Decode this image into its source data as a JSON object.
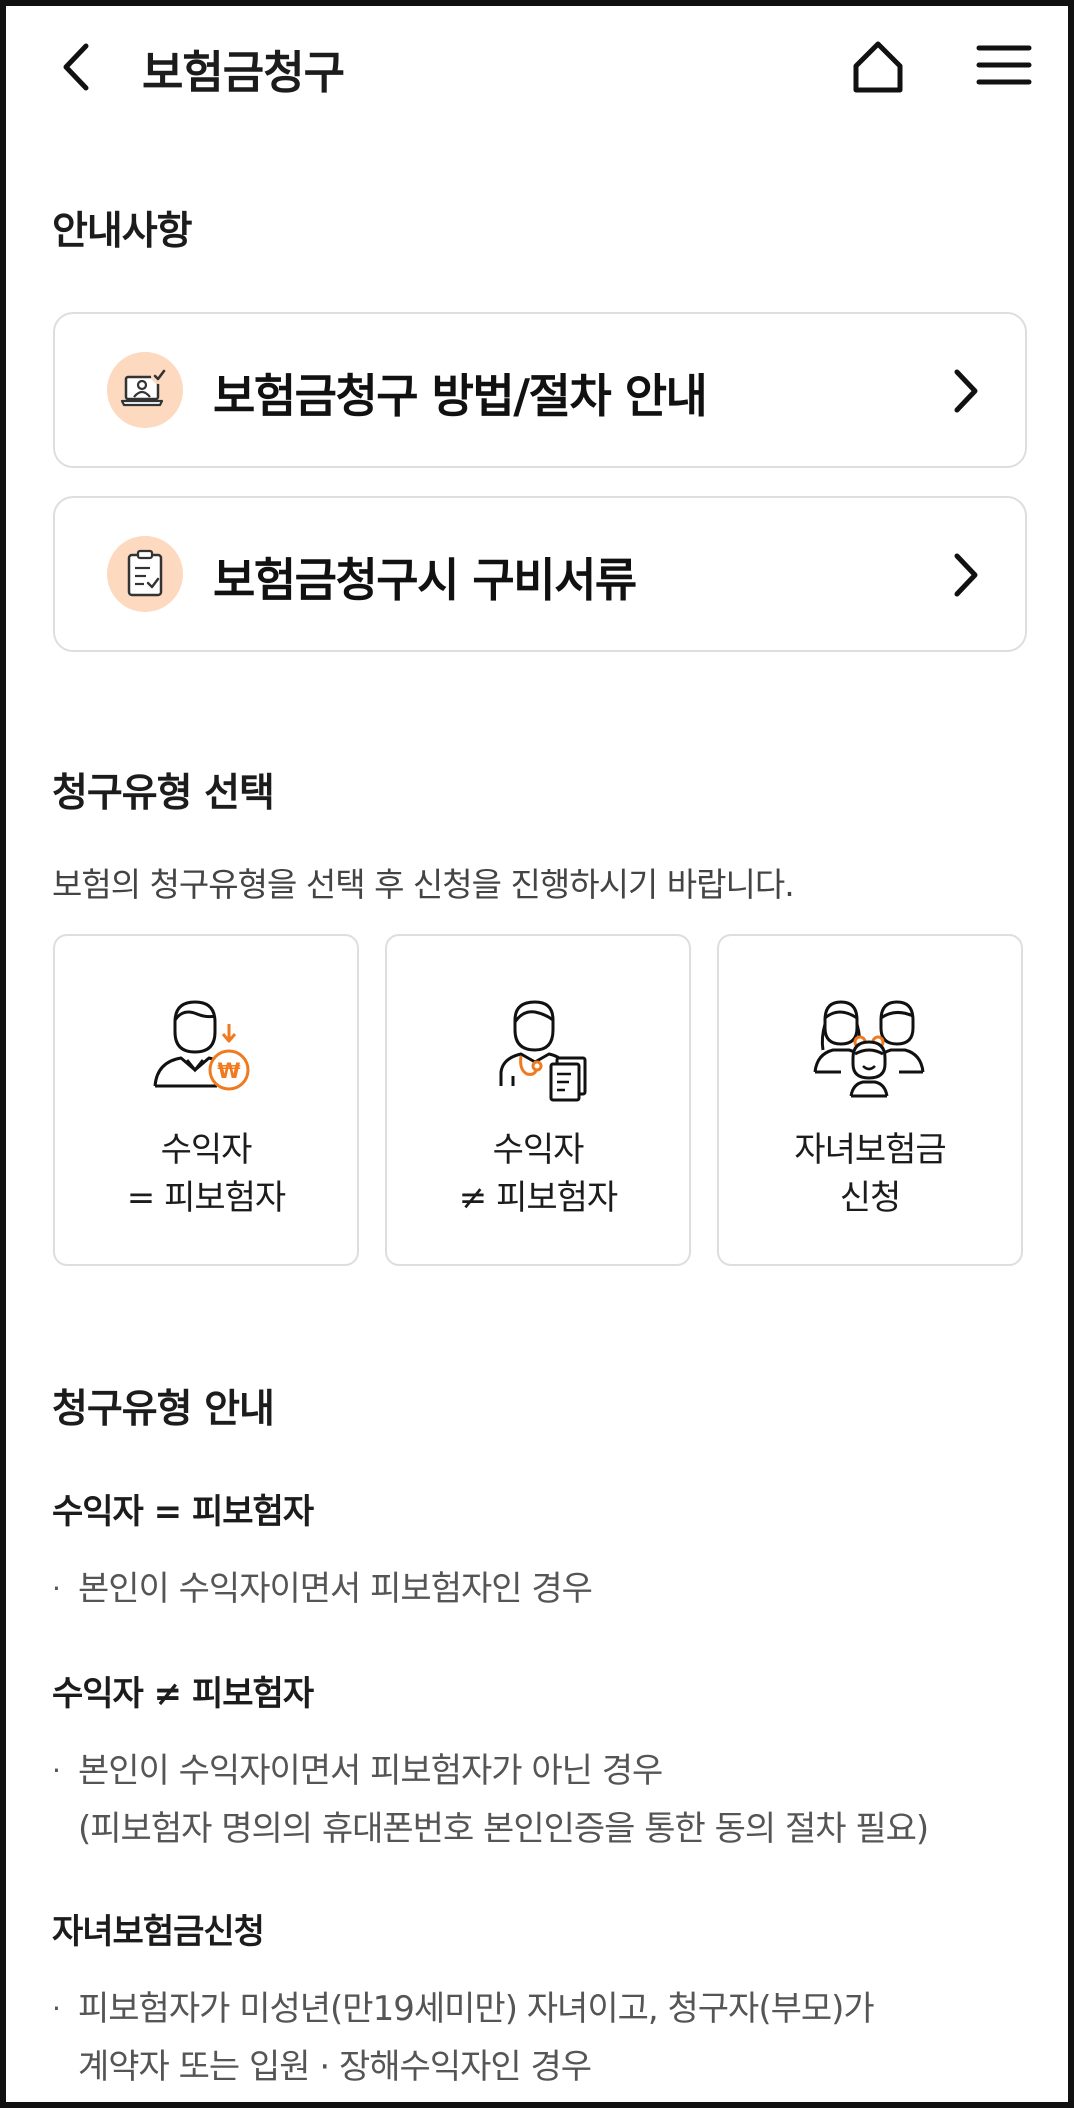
{
  "header": {
    "title": "보험금청구"
  },
  "notice": {
    "section_title": "안내사항",
    "cards": [
      {
        "label": "보험금청구 방법/절차 안내",
        "icon": "laptop-user-check-icon"
      },
      {
        "label": "보험금청구시 구비서류",
        "icon": "clipboard-check-icon"
      }
    ]
  },
  "claim_type": {
    "section_title": "청구유형 선택",
    "description": "보험의 청구유형을 선택 후 신청을 진행하시기 바랍니다.",
    "options": [
      {
        "line1": "수익자",
        "line2": "= 피보험자",
        "icon": "person-won-coin-icon"
      },
      {
        "line1": "수익자",
        "line2": "≠ 피보험자",
        "icon": "doctor-document-icon"
      },
      {
        "line1": "자녀보험금",
        "line2": "신청",
        "icon": "family-icon"
      }
    ]
  },
  "claim_guide": {
    "section_title": "청구유형 안내",
    "items": [
      {
        "title": "수익자 = 피보험자",
        "lines": [
          "본인이 수익자이면서 피보험자인 경우"
        ]
      },
      {
        "title": "수익자 ≠ 피보험자",
        "lines": [
          "본인이 수익자이면서 피보험자가 아닌 경우",
          "(피보험자 명의의 휴대폰번호 본인인증을 통한 동의 절차 필요)"
        ]
      },
      {
        "title": "자녀보험금신청",
        "lines": [
          "피보험자가 미성년(만19세미만) 자녀이고, 청구자(부모)가",
          "계약자 또는 입원 · 장해수익자인 경우"
        ]
      }
    ],
    "bullet_mark": "·"
  },
  "colors": {
    "accent": "#f07a1f",
    "icon_bg": "#fcd9bf",
    "border": "#dedede"
  }
}
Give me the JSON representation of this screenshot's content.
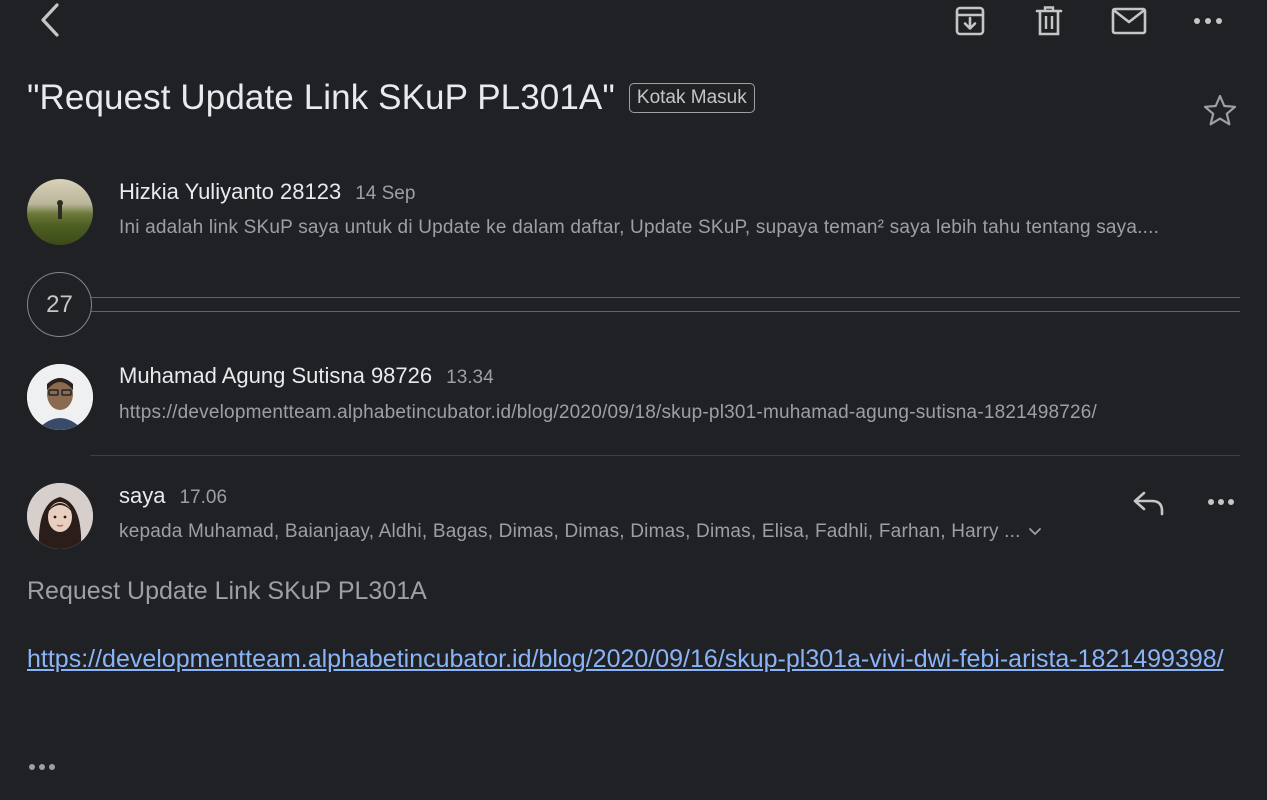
{
  "toolbar": {
    "back_icon": "chevron-left-icon",
    "archive_icon": "archive-icon",
    "delete_icon": "trash-icon",
    "mark_unread_icon": "mail-icon",
    "more_icon": "more-horizontal-icon"
  },
  "thread": {
    "subject": "\"Request Update Link SKuP PL301A\"",
    "label": "Kotak Masuk",
    "star_icon": "star-outline-icon"
  },
  "messages": [
    {
      "sender": "Hizkia Yuliyanto 28123",
      "time": "14 Sep",
      "snippet": "Ini adalah link SKuP saya untuk di Update ke dalam daftar, Update SKuP, supaya teman² saya lebih tahu tentang saya...."
    },
    {
      "sender": "Muhamad Agung Sutisna 98726",
      "time": "13.34",
      "snippet": "https://developmentteam.alphabetincubator.id/blog/2020/09/18/skup-pl301-muhamad-agung-sutisna-1821498726/"
    },
    {
      "sender": "saya",
      "time": "17.06",
      "recipients": "kepada Muhamad, Baianjaay, Aldhi, Bagas, Dimas, Dimas, Dimas, Dimas, Elisa, Fadhli, Farhan, Harry ...",
      "body_text": "Request Update Link SKuP PL301A",
      "body_link": "https://developmentteam.alphabetincubator.id/blog/2020/09/16/skup-pl301a-vivi-dwi-febi-arista-1821499398/"
    }
  ],
  "collapsed_count": "27",
  "colors": {
    "background": "#202124",
    "link": "#8ab4f8",
    "secondary_text": "#9aa0a6"
  }
}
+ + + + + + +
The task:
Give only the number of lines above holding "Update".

Solution for this task:
3